The parish of Murragh can trace its official existence to 1199 when a decree of Pope Innocent III granted a Charter to the Diocese of Cork.

Earlier, it seems that the first parish church was situated in Killinear (Cill an lair – the Church of the Testing) and evidence for this can be gleaned from the place names, ‘Bóithrín an Teampaill’ and `Páirc an Teampaill’, the actual site of the church.

This was the center of worship at some time, probably before 1199, and moved to Murragh on the banks of the Bandon River, a move which today does not appear to make geographical sense.  It may have been as a result of the parish of Killowen being subsumed into Murragh – but this doesn’t explain why the original parish was not known as Killinear.

We know little of the church or subsequent churches at Murragh.  It is highly improbable that any building of that time, early-late middle ages, would last for very long.  So it is safe to assume that there had been more churches than the mention by Dive Downs, Bishop of Cork and Ross, in 1699 who found “the walls and roof in pretty good order” and “built with stone and clay-slated“.

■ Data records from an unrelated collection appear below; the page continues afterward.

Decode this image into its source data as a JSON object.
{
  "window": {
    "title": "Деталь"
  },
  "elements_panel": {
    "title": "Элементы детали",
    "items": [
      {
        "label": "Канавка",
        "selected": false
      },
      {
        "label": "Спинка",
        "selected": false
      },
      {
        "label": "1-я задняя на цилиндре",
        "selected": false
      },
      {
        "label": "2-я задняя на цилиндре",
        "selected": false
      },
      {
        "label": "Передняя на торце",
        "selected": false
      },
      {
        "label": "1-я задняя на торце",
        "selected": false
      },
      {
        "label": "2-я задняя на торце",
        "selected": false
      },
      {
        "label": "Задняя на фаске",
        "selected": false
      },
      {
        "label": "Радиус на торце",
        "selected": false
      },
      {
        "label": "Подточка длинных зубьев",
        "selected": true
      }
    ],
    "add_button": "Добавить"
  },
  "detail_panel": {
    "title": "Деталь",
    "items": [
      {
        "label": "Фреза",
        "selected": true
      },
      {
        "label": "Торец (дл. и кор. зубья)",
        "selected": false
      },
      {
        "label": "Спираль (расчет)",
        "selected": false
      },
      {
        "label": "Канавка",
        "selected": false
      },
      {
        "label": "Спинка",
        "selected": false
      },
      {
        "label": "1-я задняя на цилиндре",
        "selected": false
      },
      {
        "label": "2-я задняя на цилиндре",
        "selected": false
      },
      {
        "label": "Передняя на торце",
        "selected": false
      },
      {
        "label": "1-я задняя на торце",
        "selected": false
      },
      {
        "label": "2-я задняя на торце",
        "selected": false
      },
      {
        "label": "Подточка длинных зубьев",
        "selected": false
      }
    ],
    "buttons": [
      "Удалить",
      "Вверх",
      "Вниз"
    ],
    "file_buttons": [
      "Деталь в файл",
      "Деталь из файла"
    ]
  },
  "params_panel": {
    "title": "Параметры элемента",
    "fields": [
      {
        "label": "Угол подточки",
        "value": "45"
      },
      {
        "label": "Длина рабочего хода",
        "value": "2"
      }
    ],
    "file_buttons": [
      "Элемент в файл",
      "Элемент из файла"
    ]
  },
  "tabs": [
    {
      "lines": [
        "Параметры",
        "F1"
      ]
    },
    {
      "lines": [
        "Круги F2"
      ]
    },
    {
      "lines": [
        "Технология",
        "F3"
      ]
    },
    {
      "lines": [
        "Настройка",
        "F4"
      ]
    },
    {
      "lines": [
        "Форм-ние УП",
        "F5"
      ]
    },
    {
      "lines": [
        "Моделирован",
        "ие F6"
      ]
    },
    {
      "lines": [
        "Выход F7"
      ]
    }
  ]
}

By this time it was used for Protestant worship, which leads one to ask where did Catholics worship in the pre-Penal times?  Today, most of Murragh church and a portion of the graveyard, have been washed away by the unceasing currents of the Bandon River.  For further reading on Murragh, a detailed account of the history of it’s church and graveyard can be found in the 2017 publication ‘Murragh A Place of Graves’

In the 1731 Report of the State of Popery, Solomon Foley found “no reputed mass house or popish chapel in ye parish of Murragh.”  With the easing of the penal laws, a new church for Catholic worship was erected in 1793/94 on the southern side of the present graveyard at Newcestown.  Lewis, writing in 1837 described it as “a spacious structure.”  However, only 34 years later, when Fr. Jeremiah Cummins was appointed Parish Priest, he found the parish buildings in a very bad state of repair, as we can read in extracts from a letter he wrote to the Cork Examiner.